### What you are asked to do:
When a line of the listing below has the string "this" in it, copy that line.
++++ Supplied data
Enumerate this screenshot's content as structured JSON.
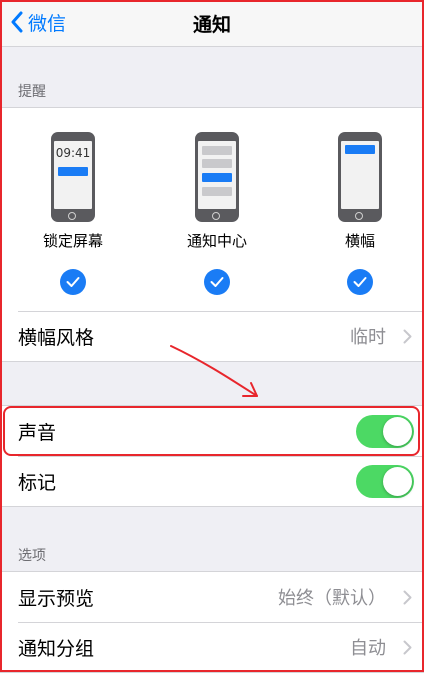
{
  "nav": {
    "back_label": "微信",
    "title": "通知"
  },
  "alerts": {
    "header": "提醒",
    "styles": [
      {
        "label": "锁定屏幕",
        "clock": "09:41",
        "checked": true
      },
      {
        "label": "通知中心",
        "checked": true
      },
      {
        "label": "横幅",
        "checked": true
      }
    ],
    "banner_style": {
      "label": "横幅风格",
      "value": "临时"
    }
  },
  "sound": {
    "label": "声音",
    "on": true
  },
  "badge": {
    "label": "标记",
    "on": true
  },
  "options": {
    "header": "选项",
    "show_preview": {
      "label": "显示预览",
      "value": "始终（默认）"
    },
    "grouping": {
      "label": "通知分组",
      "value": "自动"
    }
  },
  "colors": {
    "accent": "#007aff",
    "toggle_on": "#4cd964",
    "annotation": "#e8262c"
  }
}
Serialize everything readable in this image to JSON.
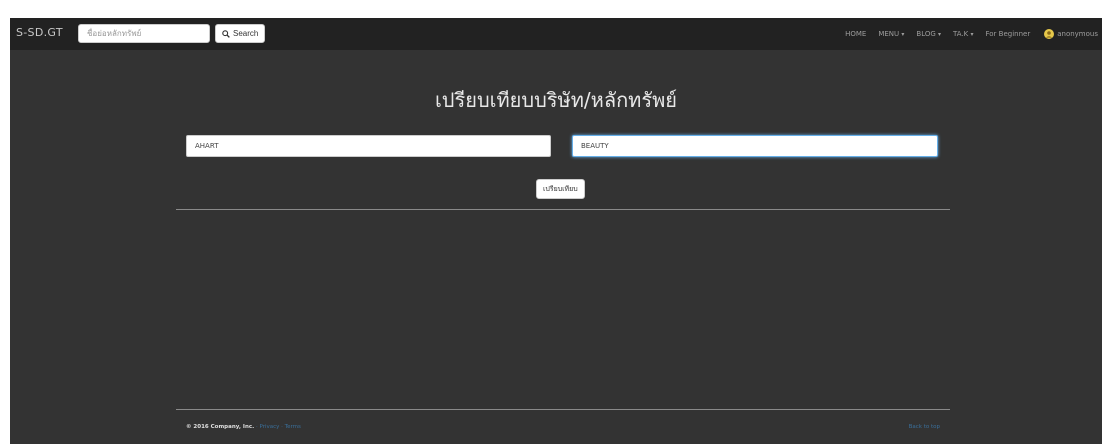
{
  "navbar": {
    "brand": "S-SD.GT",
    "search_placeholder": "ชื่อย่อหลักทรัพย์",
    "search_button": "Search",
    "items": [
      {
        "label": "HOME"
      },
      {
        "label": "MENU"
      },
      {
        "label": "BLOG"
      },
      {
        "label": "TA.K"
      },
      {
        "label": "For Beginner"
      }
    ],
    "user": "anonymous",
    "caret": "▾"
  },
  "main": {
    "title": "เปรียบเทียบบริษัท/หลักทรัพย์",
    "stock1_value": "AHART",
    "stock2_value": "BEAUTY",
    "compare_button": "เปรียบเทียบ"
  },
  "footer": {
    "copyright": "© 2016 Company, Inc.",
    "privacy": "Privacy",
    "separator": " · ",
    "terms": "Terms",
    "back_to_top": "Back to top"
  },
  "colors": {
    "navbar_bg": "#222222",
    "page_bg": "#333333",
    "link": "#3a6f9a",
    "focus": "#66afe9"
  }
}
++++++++
### Problem solution:
Enumerate this screenshot's content as structured JSON.
Serialize everything readable in this image to JSON.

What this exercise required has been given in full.